Soon, Spider-Man intervened to free the Brants, but during the following battle between him, Doc Ock and the Gaxton gang, Bennett was accidentally shot and killed. This, for Betty, was the final drop, and she snapped on Spider-Man, whom she accused of being reckless and irresponsible, blaming him for her brother’s death. She told the hero she didn’t want anything to do with him anymore, and she left. In the following days, she mourned her brother, and Peter was the one closest to her: the two started feeling a strong mutual attraction, and they dated for a while. Eventually, however, Betty felt that Peter was unable to commit time to her (she couldn’t possibly imagine he usually left her because he was Spider-Man), and when she even became jealous of Liz Allan, she broke with Peter. Albeit she still loved Peter, Betty accepted the advances of a colleague, reporter Ned Leeds, and she kept hearing from him during all the time he was in Europe. When Ned came back, the two started dating, and eventually he proposed to her: despite her attraction to her ex-boyfriend Peter, she accepted, with Mary Jane Watson as her maid of honor. The marriage was nearly interrupted by the mercenary Mirage, but Spider-Man saved the day (in this occasion, Betty finally forgave him for the incident with her brother, realizing he was trying to protect them also in that occasion), and the two could finally get married.

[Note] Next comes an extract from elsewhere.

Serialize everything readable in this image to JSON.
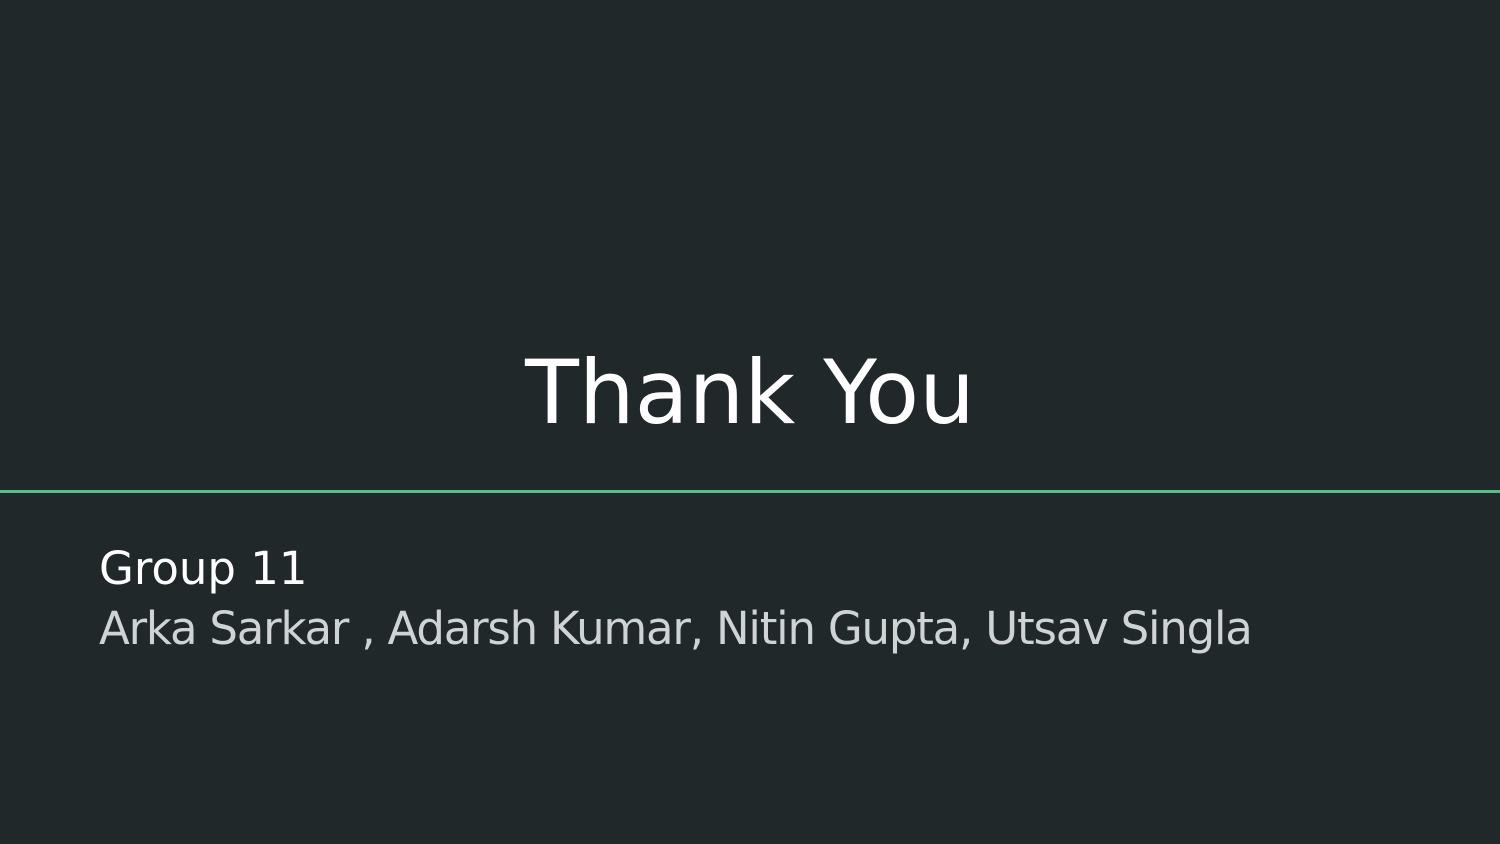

The marriage wasn’t the happiest one, as during their trip to ParisFrance, Betty started noticing some changes in her husband’s personality, who was interested in work only. The two grew increasingly distant, with Ned taking a case after the other to investigate on, and Betty eventually cheated on him with her friend Flash Thompson, the one she confided with. Tragedy struck again, as Ned was framed by Hobgoblin and died with the world believing him to be the villain: Betty suffered from a major breakdown, unable to accept the loss. In this state, Betty was far too an easy target for the cult of the Students of Love, a sect preying on the weakened and the desperate ones…

Betty Brant is a woman forged by a number of tragedies in her life, who found her strength and her temperament in loss, betrayal and loneliness. A secretary who completely reinvented herself as an investigative reporter, Betty is a skilled markswoman able to use a variety of guns, and she’s even been trained in a number of martial arts. Determined never to be a victim anymore, Betty took her life and her problems in her own hands, finding an unhoped-for rebirth in her new attitude.